|Delivery Type||Delivery length / details|
|Lecture||18 x 50 minutes lectures|
|Seminars / Tutorials||5 x 2 hour seminars plus individual tutorials of 10-15 Minutes|
|Assessment Type||Assessment length / details||Proportion|
|Semester Assessment||2 X 2,500 WORDS ESSAYS||40%|
|Semester Exam||3 Hours 1 X 3 HOUR CLOSED EXAMINATION||60%|
On successful completion of this module students should be able to:
Demonstrate a firm grounding in the secondary source material and on-going debates in the study of the Reformation in Europe during the sixteenth and seventeenth centuries
Show an understanding of the value of an inter-disciplinary and comparative approach to the study of the past
Reflect upon and critically analyze secondary and primary sources
Collect, collate and analyze historical evidence and produce both oral and written arguments
Work independently and collaboratively (not assessed).
Produce work in a professional manner and demonstrate skills appropriate to the study of history
Historians now tend to look at the Reformation as a process rather than an event. The concept of Europe's Long Reformation, stretching from the early sixteenth century until at least the end of the seventeenth century, has become increasingly accepted. This module adopts this perspective, and looks at the Protestant and Catholic Reformations throughout Europe, and including North American in this period. The module, therefore, deals with a series of inter-related questions and themes; it looks at the magisterial reformers in some detail and examines the different `reformations' which they advocated. It then looks at how those different `reformations' became entwined with larger dynastic and political concerns throughout Europe; adopting a series of varied case studies from different parts of Europe. The module also explores the nature of Protestant belief and spirituality, and it looks at what it actually meant in real terms to be a Protestant in this period. The Reformation revolutionized forms of worship, family relationships and popular beliefs. This module gives students the opportunity to explore some of these issues in considerable depth.
This module gives students the opportunity to study the sixteenth and seventeenth-century religious Reformation. It takes a broad comparative approach, looking at the Reformation throughout Europe with reference to North America. It introduces students to the study of religious belief, central to pre-modern European cultures, and therefore draws upon the disciplines of history, theology and religious studies. The course will complement the department's existing suite of early modern modules, and will be of interest to students on the medieval and early modern degree scheme as well as general history students.
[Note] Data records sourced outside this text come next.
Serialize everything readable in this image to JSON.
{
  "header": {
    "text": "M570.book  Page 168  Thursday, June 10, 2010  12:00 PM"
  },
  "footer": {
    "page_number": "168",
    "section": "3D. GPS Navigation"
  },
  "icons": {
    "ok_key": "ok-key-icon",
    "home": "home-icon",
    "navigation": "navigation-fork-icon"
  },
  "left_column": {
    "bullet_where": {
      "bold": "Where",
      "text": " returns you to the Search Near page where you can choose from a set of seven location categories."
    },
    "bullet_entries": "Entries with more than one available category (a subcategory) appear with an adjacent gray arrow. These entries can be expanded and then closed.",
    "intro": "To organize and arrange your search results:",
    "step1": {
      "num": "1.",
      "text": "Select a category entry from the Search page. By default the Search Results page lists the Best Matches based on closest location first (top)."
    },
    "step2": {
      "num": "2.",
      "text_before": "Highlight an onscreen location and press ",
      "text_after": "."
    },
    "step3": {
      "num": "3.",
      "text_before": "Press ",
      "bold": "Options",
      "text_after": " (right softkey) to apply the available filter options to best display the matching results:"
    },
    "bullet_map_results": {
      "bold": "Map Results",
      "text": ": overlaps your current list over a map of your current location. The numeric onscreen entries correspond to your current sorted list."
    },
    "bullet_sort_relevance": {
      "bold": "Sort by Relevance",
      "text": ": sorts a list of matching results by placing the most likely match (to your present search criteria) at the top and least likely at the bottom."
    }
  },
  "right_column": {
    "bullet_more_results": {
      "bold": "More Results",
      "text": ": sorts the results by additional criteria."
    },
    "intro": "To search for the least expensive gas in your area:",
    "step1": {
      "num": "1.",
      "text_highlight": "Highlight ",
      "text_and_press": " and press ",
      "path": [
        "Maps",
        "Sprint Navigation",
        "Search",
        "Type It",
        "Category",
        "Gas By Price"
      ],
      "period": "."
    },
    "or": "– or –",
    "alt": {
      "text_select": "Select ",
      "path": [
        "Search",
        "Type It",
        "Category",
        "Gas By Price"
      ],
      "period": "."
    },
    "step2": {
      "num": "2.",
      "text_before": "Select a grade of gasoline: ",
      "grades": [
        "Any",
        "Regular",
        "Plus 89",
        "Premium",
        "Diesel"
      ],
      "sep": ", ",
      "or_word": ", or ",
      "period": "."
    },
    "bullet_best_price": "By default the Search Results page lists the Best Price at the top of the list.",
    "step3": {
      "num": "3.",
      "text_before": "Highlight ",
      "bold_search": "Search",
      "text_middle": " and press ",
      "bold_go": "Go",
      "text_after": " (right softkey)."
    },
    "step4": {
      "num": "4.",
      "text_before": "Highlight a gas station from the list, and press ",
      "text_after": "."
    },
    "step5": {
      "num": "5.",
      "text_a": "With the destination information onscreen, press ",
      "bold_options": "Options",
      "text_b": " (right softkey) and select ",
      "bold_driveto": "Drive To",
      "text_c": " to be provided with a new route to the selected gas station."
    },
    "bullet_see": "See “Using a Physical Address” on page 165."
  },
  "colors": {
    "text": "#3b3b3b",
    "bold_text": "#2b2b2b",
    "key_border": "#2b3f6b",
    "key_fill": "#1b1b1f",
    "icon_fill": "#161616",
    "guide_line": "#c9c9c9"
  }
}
1. Introduction; historiographical orientation.
2. Was there a crisis in the late medieval Church?
3. The Renaissance and the Humanist critique of the Church
4. Martin Luther's protest
5. Luther and the German Reformation.
6. The Protestant way of salvation.
7. The Radical Reformation
8. John Calvin and the Genevan Reformation
9. The emergence of the international Reformed Churches
10. The Catholic counter reformation
11. Confessional conflict; the French Wars of Religion and the Dutch Revolt
12. A state reformation: the British Isles.
13. Spain and the Inquisition.
14. Religious and dynastic conflict in eastern Europe.
15. `A city set on a hill'. Creating a Protestant community in the New World.
16. The Reformation and popular belief; the persecution of witches.
17. The Reformation at home.
18. The `resolution' of the Reformation; the Thirty Years War.
1. Luther and the magisterial reformation.
2. What was Protestantism?
3. An international reformed community.
4. The Catholic response.
5. Confessional Armageddon in the seventeenth century
|Skills Type||Skills details|
|Application of Number|
|Communication||Read a wide range of both primary and secondary texts; improve listening skills during the lectures, and consequently develop skills in note taking; demonstrate and develop the ability to communicate ideas in two essays; skills in oral presentation will be developed in seminars but not assessed.|
|Improving own Learning and Performance||Show awareness of own learning styles, personal preferences and needs; devise and apply realistic learning and self management strategies; devise a personal action plan to include short and long-term goals and to develop personal awareness of how to improve on these.|
|Information Technology||Students will be encouraged to locate suitable material on the web and to access information on CD-Roms and to apply it appropriately to their own work. Students will also be encouraged to word-process their work. These skills will not be formally assessed.|
|Personal Development and Career planning||Develop awareness of personal skills, beliefs and qualities in relation to course in progression; plan and prepare for future course/career.|
|Problem solving||Identify problems and factors which might influence potential solutions; develop creative thinking approaches to problem solving; evaluate advantages and disadvantages of potential solutions.|
|Research skills||Understand a range of research methods and plans and carry out research; produce academically appropriate pieces of written work.|
|Subject Specific Skills|
|Team work||Understand the concept of group dynamics; contribute to the setting of group goals; contribute effectively to the planning of group activities; play an active part in group activities (e.g. short group presentations in seminars); exercise negotiation and persuasion skills; evaluate group activities and own contribution.|
This module is at CQFW Level 6